# Surjective function: Discrete Maths

How to know whether this function is surjective or not? I know that we have represent x in terms of y and then substitute some value of y for which the domain of x is not satisfied, but for this sum, how to represent x in terms of y?

The function is surjective if the equation $$x^2+2x-y=0$$ has real solutions no matter what real value y takes.

Take $$y=-2$$ and the equation does not have real roots. Therefore the function $$y=x^2+2x$$ is not surjective.

• How you got this value $y=-2$? Commented Nov 11, 2019 at 16:09
• I use the quadratic formula to find the x and observe that for y=-2 I do not obtain a real value for x Commented Nov 11, 2019 at 16:11

Note the definition of surjectivity:

For a function $$f:A\to B$$ to be surjective, we need that for every $$y \in B$$ there exists an $$x\in A$$ such that $$f(x) = y$$.

If $$f$$ is a function such that $$f:\mathbb R \to \mathbb R$$ $$f(x) = x^2 + 2x,$$ then note that if $$f$$ were surjective, we should be able to take any number (let's say) $$-5\in \mathbb R$$ (which is our $$B$$ here) such that an $$x\in \mathbb R$$ (which is also our $$A$$) makes $$f(x) = -5$$. But can $$f$$ ever reach $$-5$$?

• Got it, thanks..but it looks more or less like trial and error, is there any particular approach? Commented Nov 11, 2019 at 16:10
• @HIRAKMONDAL, the trick to solving these kinds of problems is to try and solve the equation $y = x^2 + 2x$ explicitly for $x$. Solving this equation for $x$ yields $x = \pm\sqrt{y + 1} - 1$, which introduces the nasty $\pm$; this is a tell-tale sign that the function cannot be surjective. Once you know that, you just need to pick some $y$ value that you know the function can never reach. In this case, I just pick some number lower than the minimum (which is $-1$) from the codomain, which is all reals. I need to be able to pick any number from the codomain and solve for $x$ explicitly. Commented Nov 13, 2019 at 4:43
• @HIRAKMONDAL. I ran out of characters in the last comment. If you can explicitly solve the equation for $x$, then you may run the $x$ through the function to show that it equals $y$. For example, we can show that the function $f:\mathbb R \to \mathbb R$ with $f(x) = 2x+3$ is surjective because if we take $y = 2x + 3$ and solve for $x$, we get $x = {y - 3\over 2}$, which we could explicitly solve for $x$. If we run the $x$ through $f$, we should be able to show that we can get whatever $y$ we choose: $$f(x) = f\left({y-3\over2}\right) = 2\left({y-3\over2}\right) + 3 = y - 3 + 3 = y.$$ Commented Nov 13, 2019 at 4:52
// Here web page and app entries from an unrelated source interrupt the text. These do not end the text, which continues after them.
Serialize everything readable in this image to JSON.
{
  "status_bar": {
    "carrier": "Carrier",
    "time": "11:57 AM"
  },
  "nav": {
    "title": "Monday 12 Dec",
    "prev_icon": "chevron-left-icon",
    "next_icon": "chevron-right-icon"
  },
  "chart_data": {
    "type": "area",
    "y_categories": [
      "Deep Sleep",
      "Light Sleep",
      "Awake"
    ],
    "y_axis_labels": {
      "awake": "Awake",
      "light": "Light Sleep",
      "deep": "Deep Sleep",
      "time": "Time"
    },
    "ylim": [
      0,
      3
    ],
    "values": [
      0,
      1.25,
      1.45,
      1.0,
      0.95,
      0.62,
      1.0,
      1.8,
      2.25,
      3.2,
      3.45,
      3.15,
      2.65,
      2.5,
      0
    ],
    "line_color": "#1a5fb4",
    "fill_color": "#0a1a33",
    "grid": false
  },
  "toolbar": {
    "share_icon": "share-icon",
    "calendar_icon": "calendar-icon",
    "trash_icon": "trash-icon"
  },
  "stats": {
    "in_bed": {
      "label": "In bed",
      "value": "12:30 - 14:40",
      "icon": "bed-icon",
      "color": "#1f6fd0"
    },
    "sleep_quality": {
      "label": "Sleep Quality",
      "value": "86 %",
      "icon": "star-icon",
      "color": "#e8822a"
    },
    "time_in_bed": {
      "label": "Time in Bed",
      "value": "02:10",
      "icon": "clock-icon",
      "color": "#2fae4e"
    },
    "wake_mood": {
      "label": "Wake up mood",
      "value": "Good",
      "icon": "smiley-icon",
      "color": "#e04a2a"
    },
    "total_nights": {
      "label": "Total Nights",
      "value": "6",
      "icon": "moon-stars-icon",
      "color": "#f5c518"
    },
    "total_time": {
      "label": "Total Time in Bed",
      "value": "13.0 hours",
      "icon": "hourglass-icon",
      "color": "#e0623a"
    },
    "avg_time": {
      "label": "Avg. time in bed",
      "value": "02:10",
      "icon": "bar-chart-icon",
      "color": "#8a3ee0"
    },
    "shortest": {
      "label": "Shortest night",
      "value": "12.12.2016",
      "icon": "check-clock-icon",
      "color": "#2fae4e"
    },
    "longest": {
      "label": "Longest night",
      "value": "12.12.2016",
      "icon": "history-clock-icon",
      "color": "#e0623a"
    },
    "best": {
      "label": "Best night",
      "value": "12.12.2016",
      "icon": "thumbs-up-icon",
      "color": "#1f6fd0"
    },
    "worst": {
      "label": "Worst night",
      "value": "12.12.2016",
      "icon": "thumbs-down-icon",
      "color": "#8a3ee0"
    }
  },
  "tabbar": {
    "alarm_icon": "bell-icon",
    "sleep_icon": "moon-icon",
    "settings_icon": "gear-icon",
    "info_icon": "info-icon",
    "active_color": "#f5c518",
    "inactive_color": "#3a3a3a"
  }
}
As far as I understand, the purpose of this exercise is to use familiar functions to help students develop a better understanding of the concept of surjectivity. One idea is that for functions $$y=f(x)$$ from $$\color{blue}{\mathbb{R}}$$ to $$\color{magenta}{\mathbb{R}}$$, you can use the usual graph of the function to see if the function is surjective or not.

Plot the graph of $$y=f(x)$$, such as $$y=x^2+2x$$ in this example (I bet you know its shape), and see what its range is. Such a function is surjective precisely when for each $$y\in\color{magenta}{\mathbb{R}}$$ there's at least one point $$x\in\color{blue}{\mathbb{R}}$$ such that $$f(x)=y$$. That's a mouthful, but it's the same as saying that the range of the function is the entire $$\color{magenta}{\mathbb{R}}=(-\infty,+\infty)$$. For functions in the Cartesian $$x,y$$-plane, it's the Horizontal Line Test.